Meanwhile Air Display spectators, as they witness the prowess of contemporary British airmanship and see perform- ances by civil and military aircraft which have all the precision of ballet, will be offered no clue of what is happening behind the backcloth.
It goes without saying that a large part of the present and future projects are secret. They are not necessarily militaristic. If not the birthplace. Farnborough can be said to be the nursery of air navigation, of aircraft safety, of flight control. George,' the automatic pilot, was.born there. Looking over the history of fifty years, the diversity of effort is staggering.

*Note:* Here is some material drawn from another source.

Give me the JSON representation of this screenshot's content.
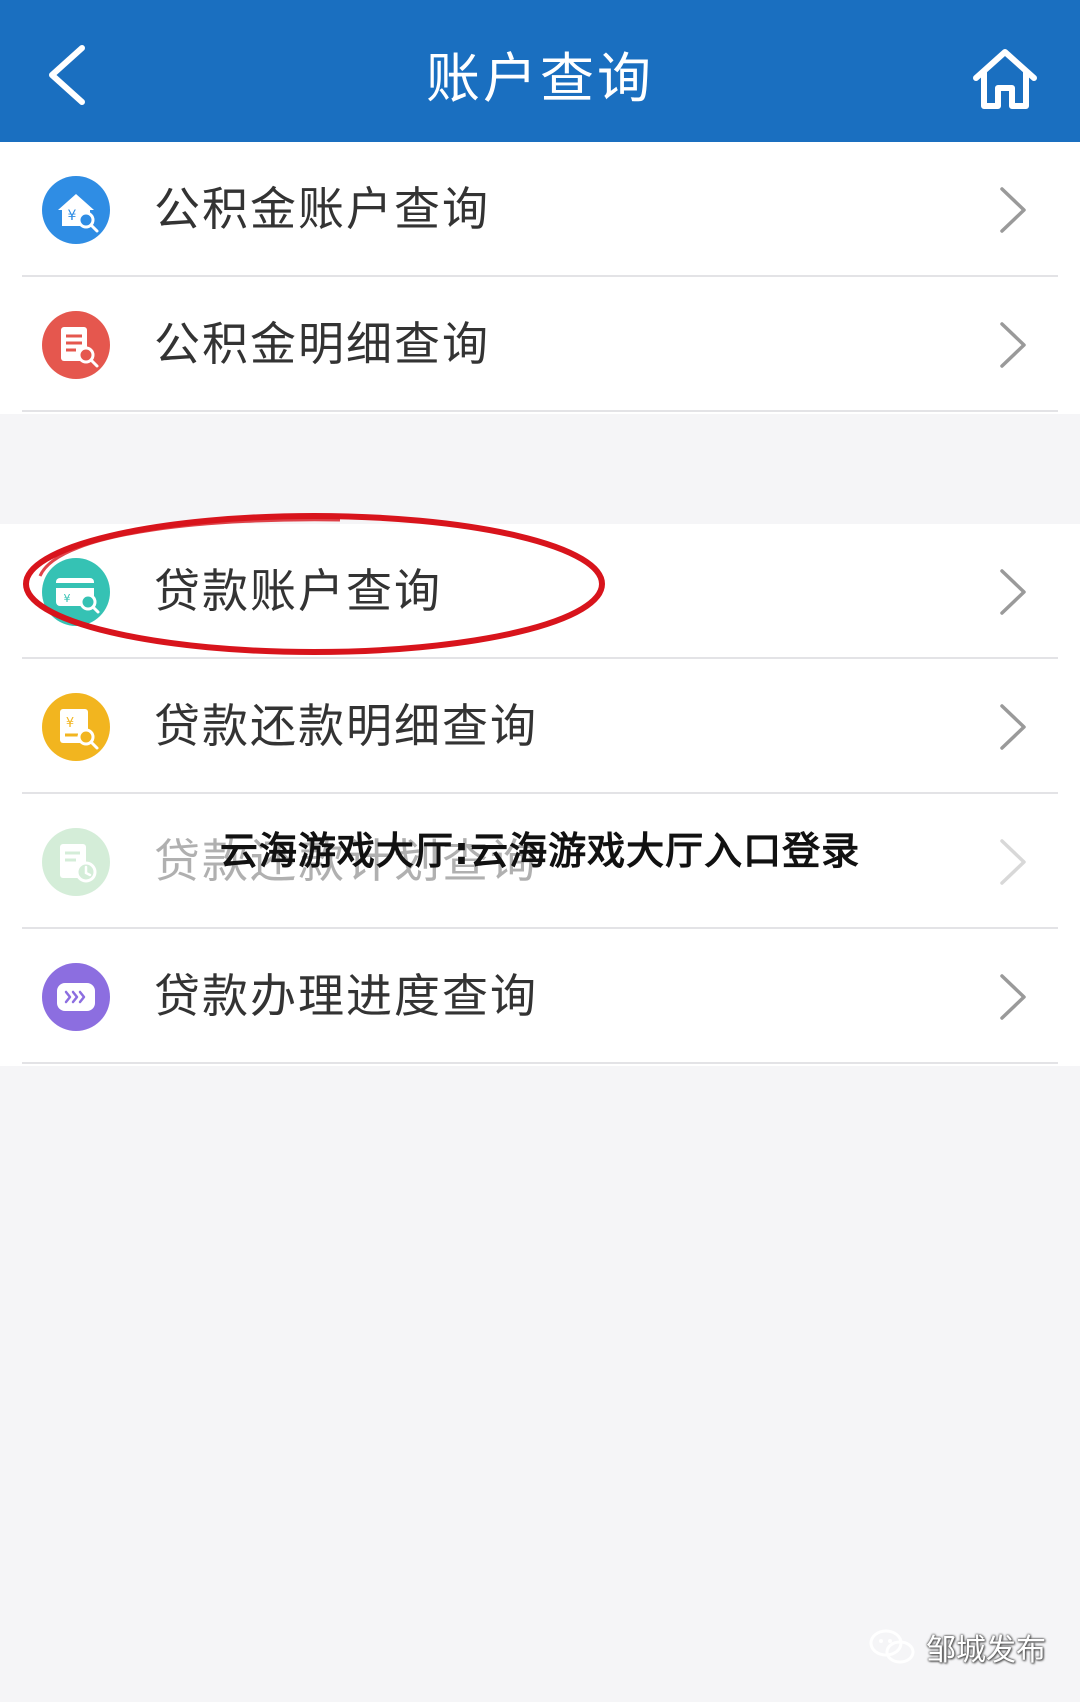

The number of projects is always of necessity limited. The present and the future are all that matters. At Farnborough ideas become redundant and the departments formed to support them are scrapped long before they have currency in the out- side world. No doubt good ideas have been scrapped through pressure of other business. Nobody, for instance, seems to know why the sands of the Iraqi desert brought oblivion to the successful Larynx.' That shrewd historian Sir Walter Raleigh wrote of Farnborough : ' It has been a story of small things, of interrupted experiments and tentative advances : of the caution of the Government, and the boldness of the private adventurer. There is nothing new in the story; the air was attacked and mastered in the English fashion, When we are confronted with great issues, it is our habit, or so we are fond of saying, to " muddle through"' There may have been muddling through. There may have been mistakes. But the present position of Britain as a major air power, always a step ahead of the rest of the world in aeronautical enterprise, owes an untold amount to the unpre- possessing huddle of utilitarian buildings which is the back- cloth to next week's Air Display.